- Building a Presentation:
A good presentation is like a good story: it needs a beginning (a clear introduction that sets out your direction), a middle (a solid, well-organized discussion), and an end (a conclusion that draws the whole piece together). To begin, you should be able to describe, in one sentence, what you hope to achieve, and what you believe the audience will learn. Then, set out a brief outline – a list of points that will provide a roadmap to help people follow along. Work through your points, build to a conclusion and, finally, restate your one-sentence thesis.
- Presentation Style: Be Conversational:
Whether presenting to a small or large group, you want your audience to be thinking about what you are saying – your content – not judging your presentation style. So don’t lecture.
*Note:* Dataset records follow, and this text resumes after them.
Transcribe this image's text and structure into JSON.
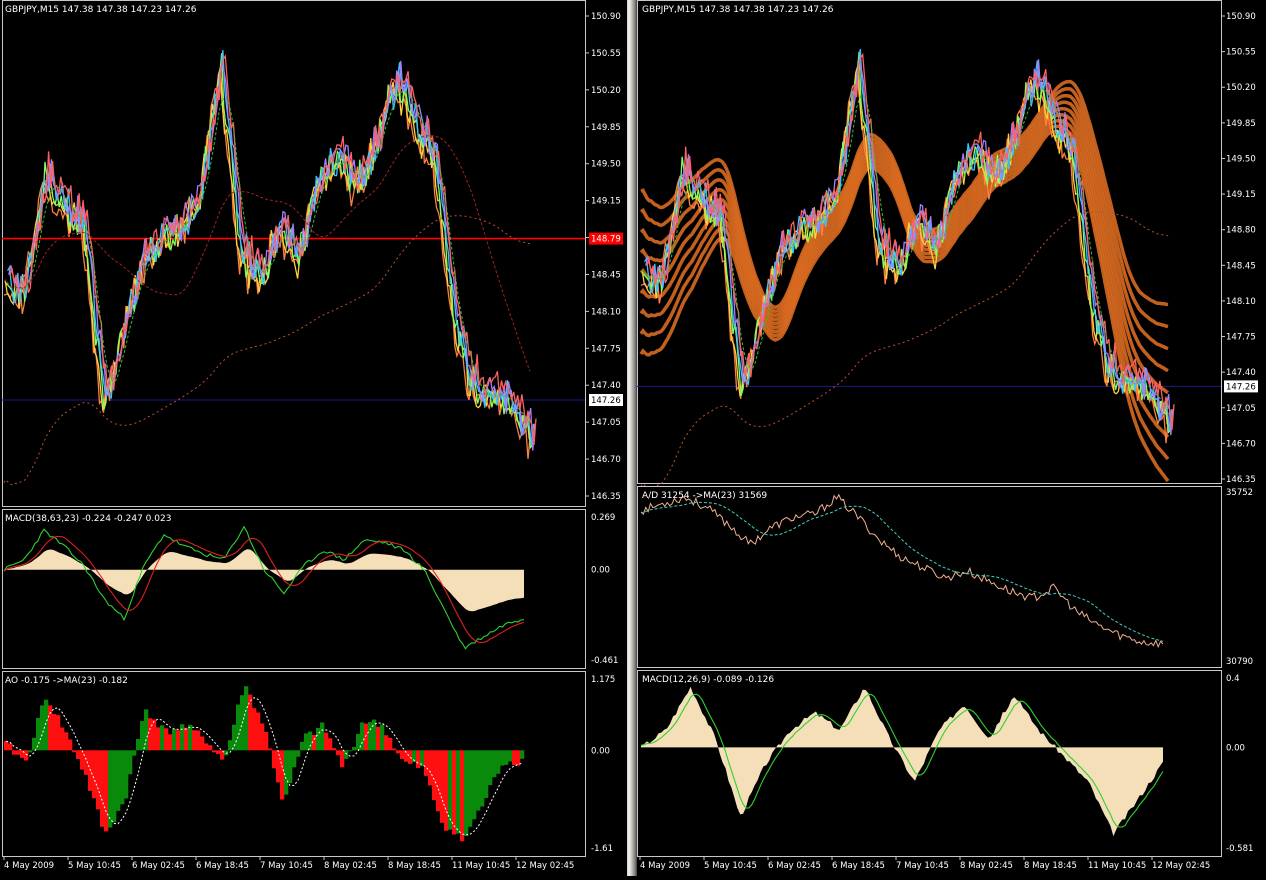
{
  "left": {
    "header": "GBPJPY,M15  147.38 147.38 147.23 147.26",
    "price_ticks": [
      "150.90",
      "150.55",
      "150.20",
      "149.85",
      "149.50",
      "149.15",
      "148.80",
      "148.45",
      "148.10",
      "147.75",
      "147.40",
      "147.05",
      "146.70",
      "146.35"
    ],
    "price_tag": "147.26",
    "level_tag": "148.79",
    "macd_header": "MACD(38,63,23) -0.224 -0.247 0.023",
    "macd_ticks": [
      "0.269",
      "0.00",
      "-0.461"
    ],
    "ao_header": "AO -0.175  ->MA(23) -0.182",
    "ao_ticks": [
      "1.175",
      "0.00",
      "-1.61"
    ],
    "time_ticks": [
      "4 May 2009",
      "5 May 10:45",
      "6 May 02:45",
      "6 May 18:45",
      "7 May 10:45",
      "8 May 02:45",
      "8 May 18:45",
      "11 May 10:45",
      "12 May 02:45"
    ]
  },
  "right": {
    "header": "GBPJPY,M15  147.38 147.38 147.23 147.26",
    "price_ticks": [
      "150.90",
      "150.55",
      "150.20",
      "149.85",
      "149.50",
      "149.15",
      "148.80",
      "148.45",
      "148.10",
      "147.75",
      "147.40",
      "147.05",
      "146.70",
      "146.35"
    ],
    "price_tag": "147.26",
    "ad_header": "A/D 31254  ->MA(23) 31569",
    "ad_ticks": [
      "35752",
      "30790"
    ],
    "macd_header": "MACD(12,26,9) -0.089 -0.126",
    "macd_ticks": [
      "0.4",
      "0.00",
      "-0.581"
    ],
    "time_ticks": [
      "4 May 2009",
      "5 May 10:45",
      "6 May 02:45",
      "6 May 18:45",
      "7 May 10:45",
      "8 May 02:45",
      "8 May 18:45",
      "11 May 10:45",
      "12 May 02:45"
    ]
  },
  "chart_data": [
    {
      "type": "line",
      "title": "GBPJPY,M15  147.38 147.38 147.23 147.26",
      "x": [
        "4 May 2009",
        "5 May 10:45",
        "6 May 02:45",
        "6 May 18:45",
        "7 May 10:45",
        "8 May 02:45",
        "8 May 18:45",
        "11 May 10:45",
        "12 May 02:45"
      ],
      "ylim": [
        146.35,
        150.9
      ],
      "series": [
        {
          "values": [
            148.35,
            148.3,
            149.4,
            149.1,
            148.9,
            147.2,
            147.9,
            148.6,
            148.8,
            148.9,
            149.2,
            150.5,
            148.7,
            148.4,
            148.9,
            148.6,
            149.3,
            149.6,
            149.3,
            149.7,
            150.3,
            149.9,
            149.6,
            148.0,
            147.4,
            147.3,
            147.2,
            146.9
          ]
        }
      ],
      "current_price": 147.26,
      "horizontal_level": 148.79
    },
    {
      "type": "line",
      "title": "MACD(38,63,23) -0.224 -0.247 0.023",
      "ylim": [
        -0.461,
        0.269
      ],
      "series": [
        {
          "values": [
            0.0,
            0.05,
            0.2,
            0.12,
            0.02,
            -0.15,
            -0.25,
            0.02,
            0.18,
            0.12,
            0.08,
            0.05,
            0.22,
            0.0,
            -0.12,
            0.02,
            0.1,
            0.05,
            0.15,
            0.14,
            0.1,
            0.0,
            -0.2,
            -0.4,
            -0.34,
            -0.28,
            -0.247
          ]
        }
      ]
    },
    {
      "type": "bar",
      "title": "AO -0.175  ->MA(23) -0.182",
      "ylim": [
        -1.61,
        1.175
      ],
      "series": [
        {
          "values": [
            0.1,
            -0.2,
            0.9,
            0.3,
            -0.4,
            -1.4,
            -0.8,
            0.7,
            0.3,
            0.4,
            0.2,
            -0.2,
            1.1,
            0.4,
            -0.9,
            0.2,
            0.4,
            -0.3,
            0.5,
            0.4,
            -0.2,
            -0.3,
            -1.2,
            -1.5,
            -0.9,
            -0.2,
            -0.175
          ]
        }
      ]
    },
    {
      "type": "line",
      "title": "A/D 31254  ->MA(23) 31569",
      "ylim": [
        30790,
        35752
      ],
      "series": [
        {
          "values": [
            35200,
            35400,
            35600,
            35300,
            34800,
            34200,
            34700,
            35000,
            35100,
            35600,
            35000,
            34300,
            33800,
            33500,
            33200,
            33400,
            33100,
            32800,
            32600,
            32900,
            32200,
            31800,
            31500,
            31300,
            31254
          ]
        }
      ]
    },
    {
      "type": "line",
      "title": "MACD(12,26,9) -0.089 -0.126",
      "ylim": [
        -0.581,
        0.4
      ],
      "series": [
        {
          "values": [
            0.0,
            0.1,
            0.35,
            0.05,
            -0.4,
            -0.1,
            0.1,
            0.2,
            0.1,
            0.35,
            0.05,
            -0.2,
            0.1,
            0.25,
            0.05,
            0.3,
            0.1,
            -0.05,
            -0.2,
            -0.5,
            -0.3,
            -0.089
          ]
        }
      ]
    }
  ]
}
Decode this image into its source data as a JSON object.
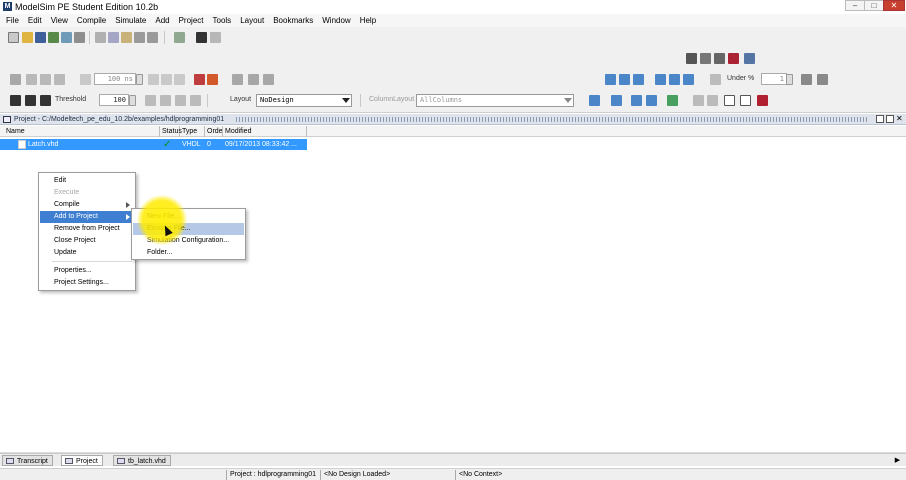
{
  "window": {
    "title": "ModelSim PE Student Edition 10.2b",
    "logo": "M"
  },
  "menus": [
    "File",
    "Edit",
    "View",
    "Compile",
    "Simulate",
    "Add",
    "Project",
    "Tools",
    "Layout",
    "Bookmarks",
    "Window",
    "Help"
  ],
  "toolbar": {
    "run_length": "100 ns",
    "threshold_label": "Threshold",
    "threshold_value": "100",
    "layout_label": "Layout",
    "layout_value": "NoDesign",
    "column_layout_label": "ColumnLayout",
    "column_layout_value": "AllColumns",
    "under_label": "Under %",
    "under_value": "1"
  },
  "project_panel": {
    "title": "Project - C:/Modeltech_pe_edu_10.2b/examples/hdlprogramming01",
    "columns": [
      "Name",
      "Status",
      "Type",
      "Order",
      "Modified"
    ],
    "rows": [
      {
        "name": "Latch.vhd",
        "type": "VHDL",
        "order": "0",
        "modified": "09/17/2013 08:33:42 ..."
      }
    ]
  },
  "context_menu": {
    "items": [
      {
        "label": "Edit"
      },
      {
        "label": "Execute"
      },
      {
        "label": "Compile"
      },
      {
        "label": "Add to Project"
      },
      {
        "label": "Remove from Project"
      },
      {
        "label": "Close Project"
      },
      {
        "label": "Update"
      },
      {
        "label": "Properties..."
      },
      {
        "label": "Project Settings..."
      }
    ]
  },
  "submenu": {
    "items": [
      {
        "label": "New File..."
      },
      {
        "label": "Existing File..."
      },
      {
        "label": "Simulation Configuration..."
      },
      {
        "label": "Folder..."
      }
    ]
  },
  "tabs": [
    "Transcript",
    "Project",
    "tb_latch.vhd"
  ],
  "status_bar": {
    "project": "Project : hdlprogramming01",
    "design": "<No Design Loaded>",
    "context": "<No Context>"
  },
  "colors": {
    "selection": "#3399ff",
    "menu_highlight": "#3f7fd1",
    "spotlight": "#ffeb00"
  }
}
Don’t affect unnatural vocal mannerisms or use pretentious vocabulary. Speak just as you would if the conversation was one-on-one. That doesn’t mean that you should be overly casual in appearance or language; the appropriate level of formality should come from your content. But the best way to make your listeners comfortable and receptive is to speak plainly and conversationally – just as you usually do.
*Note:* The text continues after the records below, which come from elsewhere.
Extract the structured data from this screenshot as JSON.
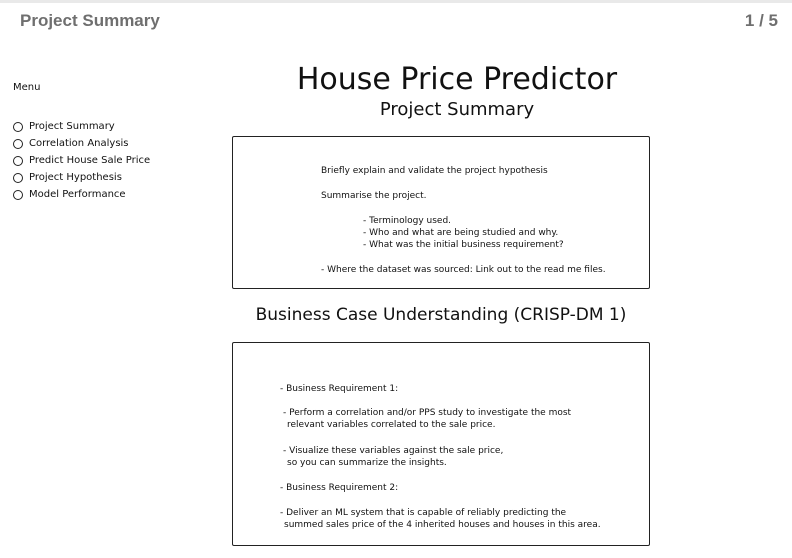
{
  "header": {
    "title": "Project Summary",
    "page_indicator": "1 / 5"
  },
  "sidebar": {
    "heading": "Menu",
    "items": [
      {
        "label": "Project Summary"
      },
      {
        "label": "Correlation Analysis"
      },
      {
        "label": "Predict House Sale Price"
      },
      {
        "label": "Project Hypothesis"
      },
      {
        "label": "Model Performance"
      }
    ]
  },
  "main": {
    "title": "House Price Predictor",
    "subtitle": "Project Summary",
    "summary_box": {
      "line1": "Briefly explain and validate the project hypothesis",
      "line2": "Summarise the project.",
      "line3": "- Terminology used.",
      "line4": "- Who and what are being studied and why.",
      "line5": "- What was the initial business requirement?",
      "line6": "- Where the dataset was sourced: Link out to the read me files."
    },
    "section_heading": "Business Case Understanding (CRISP-DM 1)",
    "business_box": {
      "line1": "- Business Requirement 1:",
      "line2": "- Perform a correlation and/or PPS study to investigate the most",
      "line3": "relevant variables correlated to the sale price.",
      "line4": "- Visualize these variables against the sale price,",
      "line5": "so you can summarize the insights.",
      "line6": "- Business Requirement 2:",
      "line7": "- Deliver an ML system that is capable of reliably predicting the",
      "line8": "summed sales price of the 4 inherited houses and houses in this area."
    }
  }
}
- A great presentation begins with a single step:
Any would-be golfer knows the risks of trying to fix too many things at once, especially right after a lesson. The result can be just as disastrous at the podium as they are on the fairway. If you hope to change your presentation style for the better, pick one element at a time. Start with learning to pause and take it, slowly, from there. Audiences want only two things: good content; and a shorter speech than they were expecting. Be prepared, be concise and be confident, and your audiences will be delighted.
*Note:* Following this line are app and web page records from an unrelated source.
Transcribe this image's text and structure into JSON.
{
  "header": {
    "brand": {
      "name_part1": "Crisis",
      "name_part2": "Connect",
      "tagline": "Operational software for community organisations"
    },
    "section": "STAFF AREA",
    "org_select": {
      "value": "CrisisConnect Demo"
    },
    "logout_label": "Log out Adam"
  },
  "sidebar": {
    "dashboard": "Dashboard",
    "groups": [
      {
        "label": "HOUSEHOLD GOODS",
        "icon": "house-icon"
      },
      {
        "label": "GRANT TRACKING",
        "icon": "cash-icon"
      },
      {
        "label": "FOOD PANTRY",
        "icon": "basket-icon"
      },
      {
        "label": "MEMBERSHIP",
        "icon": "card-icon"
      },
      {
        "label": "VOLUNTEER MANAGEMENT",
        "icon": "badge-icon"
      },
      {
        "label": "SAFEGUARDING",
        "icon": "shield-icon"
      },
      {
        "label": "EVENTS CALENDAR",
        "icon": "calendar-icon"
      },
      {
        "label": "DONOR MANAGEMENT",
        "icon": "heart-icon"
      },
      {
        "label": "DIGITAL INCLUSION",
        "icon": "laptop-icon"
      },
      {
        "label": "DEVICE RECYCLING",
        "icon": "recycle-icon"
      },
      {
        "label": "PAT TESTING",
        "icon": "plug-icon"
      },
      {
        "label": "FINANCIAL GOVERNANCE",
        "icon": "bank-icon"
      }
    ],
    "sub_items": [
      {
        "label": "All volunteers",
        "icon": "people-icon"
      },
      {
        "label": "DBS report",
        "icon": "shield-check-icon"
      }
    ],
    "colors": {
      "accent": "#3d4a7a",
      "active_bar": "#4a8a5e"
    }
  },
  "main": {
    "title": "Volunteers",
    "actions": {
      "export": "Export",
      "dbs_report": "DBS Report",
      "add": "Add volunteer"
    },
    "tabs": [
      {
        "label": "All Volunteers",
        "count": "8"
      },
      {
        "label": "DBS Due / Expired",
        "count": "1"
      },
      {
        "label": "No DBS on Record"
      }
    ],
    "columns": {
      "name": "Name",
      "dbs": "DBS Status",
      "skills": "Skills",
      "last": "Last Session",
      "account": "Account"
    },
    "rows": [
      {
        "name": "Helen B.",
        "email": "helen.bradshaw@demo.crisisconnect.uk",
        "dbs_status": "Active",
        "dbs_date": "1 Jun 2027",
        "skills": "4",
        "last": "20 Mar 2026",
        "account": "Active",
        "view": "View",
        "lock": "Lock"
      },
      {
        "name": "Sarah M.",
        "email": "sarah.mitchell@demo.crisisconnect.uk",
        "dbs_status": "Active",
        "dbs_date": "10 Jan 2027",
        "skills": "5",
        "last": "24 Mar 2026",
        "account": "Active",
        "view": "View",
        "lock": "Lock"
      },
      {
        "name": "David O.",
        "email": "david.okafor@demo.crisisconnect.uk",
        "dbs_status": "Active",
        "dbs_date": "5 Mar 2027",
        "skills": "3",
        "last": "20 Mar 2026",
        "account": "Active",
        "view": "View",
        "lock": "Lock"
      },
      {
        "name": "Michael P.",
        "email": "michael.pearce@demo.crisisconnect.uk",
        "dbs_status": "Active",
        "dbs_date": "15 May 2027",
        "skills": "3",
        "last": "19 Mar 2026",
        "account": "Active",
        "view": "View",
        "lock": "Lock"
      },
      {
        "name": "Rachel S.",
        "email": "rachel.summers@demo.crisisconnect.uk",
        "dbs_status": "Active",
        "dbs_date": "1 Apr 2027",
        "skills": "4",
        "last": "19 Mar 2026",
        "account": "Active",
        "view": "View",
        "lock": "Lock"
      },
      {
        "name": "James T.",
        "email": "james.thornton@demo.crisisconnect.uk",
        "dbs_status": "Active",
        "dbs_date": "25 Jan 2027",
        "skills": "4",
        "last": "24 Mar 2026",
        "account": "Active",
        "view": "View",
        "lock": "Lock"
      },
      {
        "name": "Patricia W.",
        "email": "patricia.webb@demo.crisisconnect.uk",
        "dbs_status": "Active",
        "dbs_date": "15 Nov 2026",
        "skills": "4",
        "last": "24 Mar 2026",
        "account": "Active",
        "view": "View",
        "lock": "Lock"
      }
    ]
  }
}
- Finish “Up”:
One of the most common presentation errors is to finish a sentence with your nose buried in your notes, searching for the next point. If you want listeners to accept that what you are saying has value, you must deliver it with conviction – and trust that they will bear with you as you find your next paragraph or your next slide. This is especially important on a point you want to emphasize: finish with your head up, make some eye contact, pause to let it sink in, and continue.
- Want good coverage? Tell a good story:
When your business is under siege, you can’t hope to control the situation without first controlling the story. The most effective form of communication is a compelling narrative that ties your interests to those of your audience. This is particularly critical when you’re caught in the spotlight; it doesn’t matter if you have the facts on your side if your detractors are framing the story. So, don’t just react. Take some time now to define your company’s story. Then you’ll be ready to build a response into that narrative should something go wrong.
- Don’t ignore the “Elephant in the room”:
Being the optimists they are, business people tend to avoid speaking about problems and focus instead on solutions and benefits. Positive is good, but people won’t hear what you are saying about solutions and benefits if they are preoccupied with questions and concerns. Worse, silence on a pressing issue can be interpreted as denial, bad faith or incompetence. Good communications on a serious issue, begins with straight talk about the problem and then moves on to solutions and benefits.
- Survey Public Opinion: Treat the Result Judiciously:
It is critical, in crafting a useful PR strategy, to understand public opinion, and the best way to do that is through professional public opinion surveys. But it is equally critical that you interpret survey results carefully. Depending what’s on the front page that day, the public mood can swing wildly. And public attitudes evolve from raw opinion, which can be easy to change, to considered opinion, which can be extremely firm. If you hope to affect opinion, you need to understand where you are in the cycle, and how entrenched the public is in its views.
- Employee Communications: Team Leadership:
Ever wonder why after a fractious internal debate, some people resist a decision that didn’t go their way, while others accept the outcome, and throw themselves into the implementation? Research suggests it’s a reflection of whether they believed they had genuine input. It is not enough to give people a chance to express their views; they have to believe that the boss listened and understood. If a leader conveys genuine openness, is attentive and fair minded, team members are more likely to accept being overruled. If a decision seems foreordained, employee buy-in is much less likely.
- Some secrets are best shared quickly:
It’s hard to find the right balance between transparency and confidentiality, but take this as a rule of thumb: if you get asked a question from multiple investors or you spend more than 15 minutes discussing an issue, the information is probably material or at least worth mentioning in your regular communications.
- Good things happen when people talk:
At a time when the public suspects that business leaders say one thing but do another, one-sided corporate information campaigns can actually engender mistrust and, in controversial circumstances, solidify public resistance. The alternative is dialogue, a communication technique that gives your audience a voice. Dialogue can take many forms — on paper, on-line, on the phone or face-to-face — as long as you engage in a two-way discussion. In dialogue, you listen and learn. You accept your stakeholders as partners. And, if you succeed, you recruit supporters with a real sense of ownership in your solutions.
[tags]tips, pr, press, business, entrepreneurship[/tags]